Nowadays self-publishing is easy - get on social media, write a blog, use GitHub, and so on. Show what you do, communicate how and why you did it. The feedback will help you get better. Google yourself to see how visible your work is.

Leading With Generosity

You may have read Tribes by Seth Godin - nowadays basically anyone can be a leader. In it he states

"Leaders create a culture around their goal and involve others in their culture".

John Stepper calls generosity the "currency of networking" - so creating a culture of generosity will lead to people being generous towards you too - just don't expect it of them.

A Growth Mindset

Similar to Kaizen, this means an attitude of continuous improvement. Don't think about getting good (this might sound too ambitious and paralyze you) - just try to get better. Make use of your network to identify where to improve and do it.

The Mastery Program

Stepper spends a lot of time outlining a 12 week mastery program. The program is supposed to help you internalize the habits of Working Out Loud. Each chapter closes with small exercises that will keep you on track.

It also mentions Working Out Loud circles, a scheduled weekly meeting with a peer group. There is an elaborate circle guide online, with specific instructions and suggestions.

While these parts are not uninteresting, they are clearly targeted at people who have never employed any of the strategies above - think of it as training wheels.


The Japanese islands of Okinawa are inhabitated by a people who are known to lead healthy, long lives - they have a concept called Ikigai, which can basically be described as a sense of purpose, or "the reason you get up in the morning". This is the final chapter in the book.

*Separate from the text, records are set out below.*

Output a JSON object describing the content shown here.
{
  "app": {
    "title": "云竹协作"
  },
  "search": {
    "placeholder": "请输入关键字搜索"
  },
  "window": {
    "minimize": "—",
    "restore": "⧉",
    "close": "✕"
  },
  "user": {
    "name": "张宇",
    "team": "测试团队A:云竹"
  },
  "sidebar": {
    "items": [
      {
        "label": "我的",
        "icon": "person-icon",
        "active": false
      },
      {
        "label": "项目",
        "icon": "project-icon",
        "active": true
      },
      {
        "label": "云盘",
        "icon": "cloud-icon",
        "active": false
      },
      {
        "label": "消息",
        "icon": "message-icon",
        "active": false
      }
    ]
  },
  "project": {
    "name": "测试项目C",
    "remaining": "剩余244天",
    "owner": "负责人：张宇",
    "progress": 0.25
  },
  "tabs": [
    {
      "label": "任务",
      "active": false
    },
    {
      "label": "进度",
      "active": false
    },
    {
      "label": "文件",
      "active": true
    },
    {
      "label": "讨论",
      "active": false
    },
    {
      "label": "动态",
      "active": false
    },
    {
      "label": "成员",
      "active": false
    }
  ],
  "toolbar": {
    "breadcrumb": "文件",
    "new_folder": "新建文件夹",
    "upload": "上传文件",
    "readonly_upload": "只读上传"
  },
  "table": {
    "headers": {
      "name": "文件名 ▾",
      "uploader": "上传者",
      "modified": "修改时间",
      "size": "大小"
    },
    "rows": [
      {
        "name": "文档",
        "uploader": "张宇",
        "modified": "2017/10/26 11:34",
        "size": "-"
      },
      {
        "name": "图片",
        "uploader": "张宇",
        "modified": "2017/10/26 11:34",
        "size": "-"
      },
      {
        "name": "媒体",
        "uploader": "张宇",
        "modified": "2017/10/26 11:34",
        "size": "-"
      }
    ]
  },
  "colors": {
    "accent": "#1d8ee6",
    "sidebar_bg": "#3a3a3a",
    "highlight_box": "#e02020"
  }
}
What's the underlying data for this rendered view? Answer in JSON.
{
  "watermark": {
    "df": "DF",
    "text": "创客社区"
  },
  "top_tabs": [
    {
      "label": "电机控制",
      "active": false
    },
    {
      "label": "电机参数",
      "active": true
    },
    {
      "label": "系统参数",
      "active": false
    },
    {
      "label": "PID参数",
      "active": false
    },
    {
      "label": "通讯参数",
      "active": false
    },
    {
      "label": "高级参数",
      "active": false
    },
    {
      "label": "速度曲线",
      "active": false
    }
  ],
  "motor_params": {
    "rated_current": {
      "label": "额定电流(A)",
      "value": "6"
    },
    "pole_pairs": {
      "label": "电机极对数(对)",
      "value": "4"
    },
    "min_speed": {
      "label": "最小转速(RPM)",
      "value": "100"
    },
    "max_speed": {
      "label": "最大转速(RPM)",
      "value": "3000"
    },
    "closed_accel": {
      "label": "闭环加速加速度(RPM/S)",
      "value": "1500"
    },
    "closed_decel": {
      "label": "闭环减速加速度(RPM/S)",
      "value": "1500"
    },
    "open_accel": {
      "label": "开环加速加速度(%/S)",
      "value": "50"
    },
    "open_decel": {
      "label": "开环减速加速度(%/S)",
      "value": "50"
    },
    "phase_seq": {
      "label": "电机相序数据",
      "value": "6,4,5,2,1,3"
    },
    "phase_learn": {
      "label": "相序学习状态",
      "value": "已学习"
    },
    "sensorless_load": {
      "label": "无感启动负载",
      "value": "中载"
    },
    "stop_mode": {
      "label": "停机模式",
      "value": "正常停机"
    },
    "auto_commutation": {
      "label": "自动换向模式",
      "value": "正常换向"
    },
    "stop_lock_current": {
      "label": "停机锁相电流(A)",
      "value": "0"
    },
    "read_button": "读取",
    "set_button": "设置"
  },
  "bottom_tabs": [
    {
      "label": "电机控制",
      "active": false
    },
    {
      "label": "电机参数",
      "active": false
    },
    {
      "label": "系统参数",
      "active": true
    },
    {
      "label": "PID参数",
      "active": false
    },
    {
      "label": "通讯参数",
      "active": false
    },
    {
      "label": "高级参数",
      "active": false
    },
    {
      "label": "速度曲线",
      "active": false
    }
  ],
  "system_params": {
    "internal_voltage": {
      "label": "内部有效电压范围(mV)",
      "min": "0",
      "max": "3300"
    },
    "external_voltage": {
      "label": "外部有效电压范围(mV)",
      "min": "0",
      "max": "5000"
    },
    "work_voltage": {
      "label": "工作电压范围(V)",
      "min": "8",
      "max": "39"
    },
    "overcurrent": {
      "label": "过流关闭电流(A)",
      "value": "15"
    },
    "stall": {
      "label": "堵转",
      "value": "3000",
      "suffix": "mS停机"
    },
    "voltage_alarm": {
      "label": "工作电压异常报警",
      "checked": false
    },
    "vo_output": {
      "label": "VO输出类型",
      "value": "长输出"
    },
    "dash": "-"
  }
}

There is a wonderful infographic on Ikigai (I have no idea who is the creator though) - take a minute and picture yourself in that diagram:

Sustainable Pace

From my experience, a few decades ago the norm was working in the lower left section of the diagram. And this is what schools and universities still prepare people for. While life in this section is satisfying and comfortable, people will ultimately feel useless and empty.

I think what Working Out Loud can help you with is getting an idea about your Ikigai and developing the habits to get you started on your journey.

After having read the book I feel energized and empowered to adjust some of my strategies and be more consistent in Working Out Loud.

What's missing: It's effortless

One aspect of Working Out Loud that was not highlighted enough in the book was effortlessness, as in Leo Babauta's excellent book The Effortless Life.

Without a clear, achievable goal you will be distracted by other things - stuff other people tell you to do, stuff that prevents you from working on the skills you want to master. These things will feel like hard work, but things done by intrinsic motivation don't. And if the goal no longer energizes you, just pivot.

An extended network will also minimize the time you dwell on problems alone - just ask someone and get pointed in the right direction. This saves time and energy.

I also find that making work visible is hardly an extra effort, if you actually do it. A few years ago I started a blog called The Humble Developer, where I published very short posts on stuff I learnt during work. I'm surprised that I still get feedback about some of the posts quite frequently, compared with the little time I spent writing them.

Nowadays I often find myself solving a complex problem for hours, without spending an extra ten minutes to write something about it - which is kind of stupid. I want to be more disciplined and work out louder from now on.

System theory

Addition: I forgot to state the most obvious reason for Working Out Loud being almost effortless: The cycle above is a reinforcing loop in system theory. This means that it is designed to be effortless: each new iteration of the loop comes with more and better feedback and development opportunities - it's a virtuous cycle.

Working Out Loud at work

I'm quite enthusiastic about Working Out Loud at the moment, so I've proposed a one hour workshop about Working Out Loud at REWE Digital on July 5th, for about 10 people. It's already fully booked! I think some exercises from the book will actually be useful here. I'm curious what I will learn from the participants and if Working Out Loud is something we want to do more at REWE Digital in the future. I'll let you know...